Temperature is a measure of how much thermal energy a system has. This measurement means that all of the atoms and molecules which are moving around have a certain amount of kinetic energy (and less obviously potential energy). When all of the molecules (or atoms) in a system stop moving completely, that's as cold as they can get. This temperature, where there's no thermal energy at all, is called absolute zero.
The idea of absolute zero plays into understanding how much energy is available from gas molecules in the ideal gas law, since the temperature has to be measured on an absolute scale (like Kelvin), for the ideal gas law to make sense. Additionally, the idea of absolute zero plays into the physics of blackbody radiation (how much energy radiates out from an object at a particular temperature) and the maximum possible efficiency of a heat engine (called the carnot efficiency).

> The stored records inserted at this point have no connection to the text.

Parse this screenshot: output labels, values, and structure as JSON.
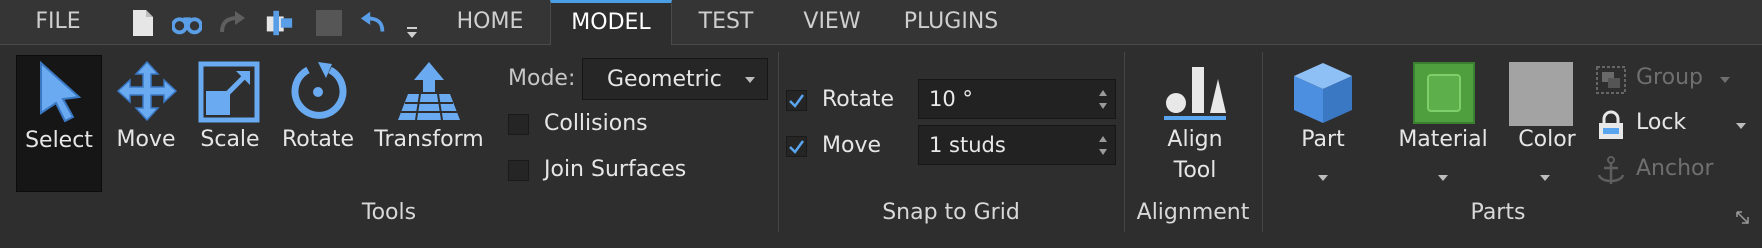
{
  "file_menu": "FILE",
  "tabs": [
    "HOME",
    "MODEL",
    "TEST",
    "VIEW",
    "PLUGINS"
  ],
  "active_tab": "MODEL",
  "accent_color": "#4a9fe6",
  "quick_access": [
    "new-document-icon",
    "find-binoculars-icon",
    "redo-icon",
    "publish-icon",
    "stop-icon",
    "undo-icon",
    "quick-access-dropdown-icon"
  ],
  "tools": {
    "label": "Tools",
    "buttons": [
      {
        "label": "Select",
        "icon": "select-arrow-icon",
        "selected": true
      },
      {
        "label": "Move",
        "icon": "move-arrows-icon",
        "selected": false
      },
      {
        "label": "Scale",
        "icon": "scale-icon",
        "selected": false
      },
      {
        "label": "Rotate",
        "icon": "rotate-icon",
        "selected": false
      },
      {
        "label": "Transform",
        "icon": "transform-icon",
        "selected": false
      }
    ],
    "mode_label": "Mode:",
    "mode_value": "Geometric",
    "collisions_label": "Collisions",
    "collisions_checked": false,
    "join_surfaces_label": "Join Surfaces",
    "join_surfaces_checked": false
  },
  "snap": {
    "label": "Snap to Grid",
    "rotate_label": "Rotate",
    "rotate_checked": true,
    "rotate_value": "10 °",
    "move_label": "Move",
    "move_checked": true,
    "move_value": "1 studs"
  },
  "alignment": {
    "label": "Alignment",
    "button_line1": "Align",
    "button_line2": "Tool"
  },
  "parts": {
    "label": "Parts",
    "part_label": "Part",
    "material_label": "Material",
    "color_label": "Color",
    "color_swatch": "#a3a3a3",
    "group_label": "Group",
    "lock_label": "Lock",
    "anchor_label": "Anchor"
  }
}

The concept of absolute zero is also part of the physics of climate change. The average temperature of the Earth, which is about 15°C, would be 288 K. If greenhouse gases increase the temperature of the planet by 1% then it wouldn't go up 0.15 degrees, it would go up 2.88 degrees. Kelvin and Celsius both have the same degree increment but Kelvin is an absolute scale (meaning that it's zero point really is zero) and Celsius is a relative scale (it's zero point is arbitrary - it was chosen by a scientist). This is why the temperature would increase by 2.88 degrees instead of 0.15 degrees. Understanding how these small percent changes in the Earth's temperature can lead to drastic consequences for the planet is an important part of climate science.
Thermodynamics has shown that it is impossible to get to absolute zero, but physicists have gotten very close. Using laser cooling and magnetic trapping, experiments have been able to get atoms down to temperatures of a few nK (10-9 K) to form Bose Einstein Condensates. To give an idea of how cold this is, imagine a thermometer stretched from Victoria, BC to St. Johns, Newfoundland (7500 km) (see Figure 1).